§ **Problem description**:
A complete, exact retyping of the data below is required.

====== Records for processing ======

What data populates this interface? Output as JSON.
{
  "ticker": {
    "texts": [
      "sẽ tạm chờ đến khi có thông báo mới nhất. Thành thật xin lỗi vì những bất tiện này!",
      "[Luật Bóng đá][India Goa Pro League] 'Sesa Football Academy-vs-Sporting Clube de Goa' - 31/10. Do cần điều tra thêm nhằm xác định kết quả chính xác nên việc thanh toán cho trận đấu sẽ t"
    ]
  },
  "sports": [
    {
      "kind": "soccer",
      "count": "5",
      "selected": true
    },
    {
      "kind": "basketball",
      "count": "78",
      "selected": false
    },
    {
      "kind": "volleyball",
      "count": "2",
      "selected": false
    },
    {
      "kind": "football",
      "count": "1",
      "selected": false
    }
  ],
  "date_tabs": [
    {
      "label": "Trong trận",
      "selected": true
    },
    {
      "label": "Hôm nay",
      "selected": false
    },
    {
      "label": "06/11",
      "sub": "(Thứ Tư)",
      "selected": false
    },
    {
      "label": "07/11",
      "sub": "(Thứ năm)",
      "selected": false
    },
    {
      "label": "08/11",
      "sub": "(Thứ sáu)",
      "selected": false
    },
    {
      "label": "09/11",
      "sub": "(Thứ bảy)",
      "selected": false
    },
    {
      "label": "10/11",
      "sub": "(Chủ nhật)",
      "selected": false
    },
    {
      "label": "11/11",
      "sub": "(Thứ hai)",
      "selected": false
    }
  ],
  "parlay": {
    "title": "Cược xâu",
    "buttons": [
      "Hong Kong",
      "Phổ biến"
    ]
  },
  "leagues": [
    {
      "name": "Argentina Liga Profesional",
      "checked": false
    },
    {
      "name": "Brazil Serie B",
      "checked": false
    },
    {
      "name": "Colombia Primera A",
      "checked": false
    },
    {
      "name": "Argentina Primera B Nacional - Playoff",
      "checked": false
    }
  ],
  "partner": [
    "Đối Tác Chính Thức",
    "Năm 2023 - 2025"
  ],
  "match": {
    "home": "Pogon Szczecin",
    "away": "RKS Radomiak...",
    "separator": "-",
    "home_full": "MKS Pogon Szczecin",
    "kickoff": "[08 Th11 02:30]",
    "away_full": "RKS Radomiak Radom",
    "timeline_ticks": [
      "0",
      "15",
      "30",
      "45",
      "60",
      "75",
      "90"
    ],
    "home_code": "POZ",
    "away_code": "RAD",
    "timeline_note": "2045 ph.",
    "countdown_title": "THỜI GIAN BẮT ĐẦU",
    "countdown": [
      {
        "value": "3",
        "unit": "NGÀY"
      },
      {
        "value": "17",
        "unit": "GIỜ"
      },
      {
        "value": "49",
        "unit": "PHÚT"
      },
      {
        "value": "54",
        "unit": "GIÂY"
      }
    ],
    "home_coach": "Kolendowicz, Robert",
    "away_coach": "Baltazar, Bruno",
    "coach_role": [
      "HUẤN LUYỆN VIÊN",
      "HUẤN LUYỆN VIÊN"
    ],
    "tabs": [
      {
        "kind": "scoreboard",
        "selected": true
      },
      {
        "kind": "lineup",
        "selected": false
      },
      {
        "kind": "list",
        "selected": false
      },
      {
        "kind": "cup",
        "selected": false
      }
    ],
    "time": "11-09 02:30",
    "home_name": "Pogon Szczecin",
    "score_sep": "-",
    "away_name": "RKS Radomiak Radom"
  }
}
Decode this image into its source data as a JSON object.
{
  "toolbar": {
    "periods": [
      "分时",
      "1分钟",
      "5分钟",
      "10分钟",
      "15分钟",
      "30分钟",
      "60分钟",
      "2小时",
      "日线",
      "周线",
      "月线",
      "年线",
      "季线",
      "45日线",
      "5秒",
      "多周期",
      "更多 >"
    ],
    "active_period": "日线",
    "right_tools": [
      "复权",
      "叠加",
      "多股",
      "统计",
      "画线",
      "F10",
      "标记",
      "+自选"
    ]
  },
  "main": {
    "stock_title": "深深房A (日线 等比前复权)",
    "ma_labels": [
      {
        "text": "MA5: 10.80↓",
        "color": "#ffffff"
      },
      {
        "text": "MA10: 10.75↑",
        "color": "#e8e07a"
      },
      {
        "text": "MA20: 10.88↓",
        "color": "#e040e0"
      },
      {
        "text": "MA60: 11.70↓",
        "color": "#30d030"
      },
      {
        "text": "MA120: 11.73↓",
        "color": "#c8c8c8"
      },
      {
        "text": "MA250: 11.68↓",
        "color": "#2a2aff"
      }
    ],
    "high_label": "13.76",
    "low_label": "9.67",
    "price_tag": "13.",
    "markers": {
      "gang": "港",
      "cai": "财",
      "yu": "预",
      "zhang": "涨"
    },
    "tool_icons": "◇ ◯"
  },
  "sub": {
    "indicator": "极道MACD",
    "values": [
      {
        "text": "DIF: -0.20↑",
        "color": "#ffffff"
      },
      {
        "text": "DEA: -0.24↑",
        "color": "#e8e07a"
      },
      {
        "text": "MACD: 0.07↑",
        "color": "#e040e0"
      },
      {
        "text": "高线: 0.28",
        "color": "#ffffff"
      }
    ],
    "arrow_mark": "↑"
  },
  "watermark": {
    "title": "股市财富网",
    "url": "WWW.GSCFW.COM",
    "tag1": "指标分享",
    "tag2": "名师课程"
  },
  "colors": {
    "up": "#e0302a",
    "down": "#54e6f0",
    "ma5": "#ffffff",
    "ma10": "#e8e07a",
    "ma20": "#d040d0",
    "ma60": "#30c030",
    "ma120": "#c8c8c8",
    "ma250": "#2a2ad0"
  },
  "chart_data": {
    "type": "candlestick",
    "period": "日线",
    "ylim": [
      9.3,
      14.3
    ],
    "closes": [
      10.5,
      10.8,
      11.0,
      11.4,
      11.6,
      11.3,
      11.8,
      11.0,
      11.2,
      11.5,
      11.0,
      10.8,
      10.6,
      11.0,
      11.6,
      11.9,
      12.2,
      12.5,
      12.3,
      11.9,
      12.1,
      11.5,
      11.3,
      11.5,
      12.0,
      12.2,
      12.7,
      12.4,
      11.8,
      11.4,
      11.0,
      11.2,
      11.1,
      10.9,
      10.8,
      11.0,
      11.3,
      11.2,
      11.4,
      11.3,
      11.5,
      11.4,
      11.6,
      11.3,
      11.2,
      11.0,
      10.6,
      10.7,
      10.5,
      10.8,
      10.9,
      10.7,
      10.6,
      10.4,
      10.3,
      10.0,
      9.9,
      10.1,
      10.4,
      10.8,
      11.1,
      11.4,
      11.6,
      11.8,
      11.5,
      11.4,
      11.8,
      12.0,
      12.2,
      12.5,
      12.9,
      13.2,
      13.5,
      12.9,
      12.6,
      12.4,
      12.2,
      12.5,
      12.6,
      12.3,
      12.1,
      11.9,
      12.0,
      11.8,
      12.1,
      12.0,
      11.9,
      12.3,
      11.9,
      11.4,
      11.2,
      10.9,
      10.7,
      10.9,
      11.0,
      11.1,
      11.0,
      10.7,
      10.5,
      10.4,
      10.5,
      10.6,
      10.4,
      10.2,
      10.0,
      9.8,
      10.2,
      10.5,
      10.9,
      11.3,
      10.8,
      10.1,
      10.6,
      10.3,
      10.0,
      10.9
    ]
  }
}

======

§ **Response box**:
What data populates this interface? Output as JSON.
{
  "ticker": {
    "texts": [
      "sẽ tạm chờ đến khi có thông báo mới nhất. Thành thật xin lỗi vì những bất tiện này!",
      "[Luật Bóng đá][India Goa Pro League] 'Sesa Football Academy-vs-Sporting Clube de Goa' - 31/10. Do cần điều tra thêm nhằm xác định kết quả chính xác nên việc thanh toán cho trận đấu sẽ t"
    ]
  },
  "sports": [
    {
      "kind": "soccer",
      "count": "5",
      "selected": true
    },
    {
      "kind": "basketball",
      "count": "78",
      "selected": false
    },
    {
      "kind": "volleyball",
      "count": "2",
      "selected": false
    },
    {
      "kind": "football",
      "count": "1",
      "selected": false
    }
  ],
  "date_tabs": [
    {
      "label": "Trong trận",
      "selected": true
    },
    {
      "label": "Hôm nay",
      "selected": false
    },
    {
      "label": "06/11",
      "sub": "(Thứ Tư)",
      "selected": false
    },
    {
      "label": "07/11",
      "sub": "(Thứ năm)",
      "selected": false
    },
    {
      "label": "08/11",
      "sub": "(Thứ sáu)",
      "selected": false
    },
    {
      "label": "09/11",
      "sub": "(Thứ bảy)",
      "selected": false
    },
    {
      "label": "10/11",
      "sub": "(Chủ nhật)",
      "selected": false
    },
    {
      "label": "11/11",
      "sub": "(Thứ hai)",
      "selected": false
    }
  ],
  "parlay": {
    "title": "Cược xâu",
    "buttons": [
      "Hong Kong",
      "Phổ biến"
    ]
  },
  "leagues": [
    {
      "name": "Argentina Liga Profesional",
      "checked": false
    },
    {
      "name": "Brazil Serie B",
      "checked": false
    },
    {
      "name": "Colombia Primera A",
      "checked": false
    },
    {
      "name": "Argentina Primera B Nacional - Playoff",
      "checked": false
    }
  ],
  "partner": [
    "Đối Tác Chính Thức",
    "Năm 2023 - 2025"
  ],
  "match": {
    "home": "Pogon Szczecin",
    "away": "RKS Radomiak...",
    "separator": "-",
    "home_full": "MKS Pogon Szczecin",
    "kickoff": "[08 Th11 02:30]",
    "away_full": "RKS Radomiak Radom",
    "timeline_ticks": [
      "0",
      "15",
      "30",
      "45",
      "60",
      "75",
      "90"
    ],
    "home_code": "POZ",
    "away_code": "RAD",
    "timeline_note": "2045 ph.",
    "countdown_title": "THỜI GIAN BẮT ĐẦU",
    "countdown": [
      {
        "value": "3",
        "unit": "NGÀY"
      },
      {
        "value": "17",
        "unit": "GIỜ"
      },
      {
        "value": "49",
        "unit": "PHÚT"
      },
      {
        "value": "54",
        "unit": "GIÂY"
      }
    ],
    "home_coach": "Kolendowicz, Robert",
    "away_coach": "Baltazar, Bruno",
    "coach_role": [
      "HUẤN LUYỆN VIÊN",
      "HUẤN LUYỆN VIÊN"
    ],
    "tabs": [
      {
        "kind": "scoreboard",
        "selected": true
      },
      {
        "kind": "lineup",
        "selected": false
      },
      {
        "kind": "list",
        "selected": false
      },
      {
        "kind": "cup",
        "selected": false
      }
    ],
    "time": "11-09 02:30",
    "home_name": "Pogon Szczecin",
    "score_sep": "-",
    "away_name": "RKS Radomiak Radom"
  }
}
Decode this image into its source data as a JSON object.
{
  "toolbar": {
    "periods": [
      "分时",
      "1分钟",
      "5分钟",
      "10分钟",
      "15分钟",
      "30分钟",
      "60分钟",
      "2小时",
      "日线",
      "周线",
      "月线",
      "年线",
      "季线",
      "45日线",
      "5秒",
      "多周期",
      "更多 >"
    ],
    "active_period": "日线",
    "right_tools": [
      "复权",
      "叠加",
      "多股",
      "统计",
      "画线",
      "F10",
      "标记",
      "+自选"
    ]
  },
  "main": {
    "stock_title": "深深房A (日线 等比前复权)",
    "ma_labels": [
      {
        "text": "MA5: 10.80↓",
        "color": "#ffffff"
      },
      {
        "text": "MA10: 10.75↑",
        "color": "#e8e07a"
      },
      {
        "text": "MA20: 10.88↓",
        "color": "#e040e0"
      },
      {
        "text": "MA60: 11.70↓",
        "color": "#30d030"
      },
      {
        "text": "MA120: 11.73↓",
        "color": "#c8c8c8"
      },
      {
        "text": "MA250: 11.68↓",
        "color": "#2a2aff"
      }
    ],
    "high_label": "13.76",
    "low_label": "9.67",
    "price_tag": "13.",
    "markers": {
      "gang": "港",
      "cai": "财",
      "yu": "预",
      "zhang": "涨"
    },
    "tool_icons": "◇ ◯"
  },
  "sub": {
    "indicator": "极道MACD",
    "values": [
      {
        "text": "DIF: -0.20↑",
        "color": "#ffffff"
      },
      {
        "text": "DEA: -0.24↑",
        "color": "#e8e07a"
      },
      {
        "text": "MACD: 0.07↑",
        "color": "#e040e0"
      },
      {
        "text": "高线: 0.28",
        "color": "#ffffff"
      }
    ],
    "arrow_mark": "↑"
  },
  "watermark": {
    "title": "股市财富网",
    "url": "WWW.GSCFW.COM",
    "tag1": "指标分享",
    "tag2": "名师课程"
  },
  "colors": {
    "up": "#e0302a",
    "down": "#54e6f0",
    "ma5": "#ffffff",
    "ma10": "#e8e07a",
    "ma20": "#d040d0",
    "ma60": "#30c030",
    "ma120": "#c8c8c8",
    "ma250": "#2a2ad0"
  },
  "chart_data": {
    "type": "candlestick",
    "period": "日线",
    "ylim": [
      9.3,
      14.3
    ],
    "closes": [
      10.5,
      10.8,
      11.0,
      11.4,
      11.6,
      11.3,
      11.8,
      11.0,
      11.2,
      11.5,
      11.0,
      10.8,
      10.6,
      11.0,
      11.6,
      11.9,
      12.2,
      12.5,
      12.3,
      11.9,
      12.1,
      11.5,
      11.3,
      11.5,
      12.0,
      12.2,
      12.7,
      12.4,
      11.8,
      11.4,
      11.0,
      11.2,
      11.1,
      10.9,
      10.8,
      11.0,
      11.3,
      11.2,
      11.4,
      11.3,
      11.5,
      11.4,
      11.6,
      11.3,
      11.2,
      11.0,
      10.6,
      10.7,
      10.5,
      10.8,
      10.9,
      10.7,
      10.6,
      10.4,
      10.3,
      10.0,
      9.9,
      10.1,
      10.4,
      10.8,
      11.1,
      11.4,
      11.6,
      11.8,
      11.5,
      11.4,
      11.8,
      12.0,
      12.2,
      12.5,
      12.9,
      13.2,
      13.5,
      12.9,
      12.6,
      12.4,
      12.2,
      12.5,
      12.6,
      12.3,
      12.1,
      11.9,
      12.0,
      11.8,
      12.1,
      12.0,
      11.9,
      12.3,
      11.9,
      11.4,
      11.2,
      10.9,
      10.7,
      10.9,
      11.0,
      11.1,
      11.0,
      10.7,
      10.5,
      10.4,
      10.5,
      10.6,
      10.4,
      10.2,
      10.0,
      9.8,
      10.2,
      10.5,
      10.9,
      11.3,
      10.8,
      10.1,
      10.6,
      10.3,
      10.0,
      10.9
    ]
  }
}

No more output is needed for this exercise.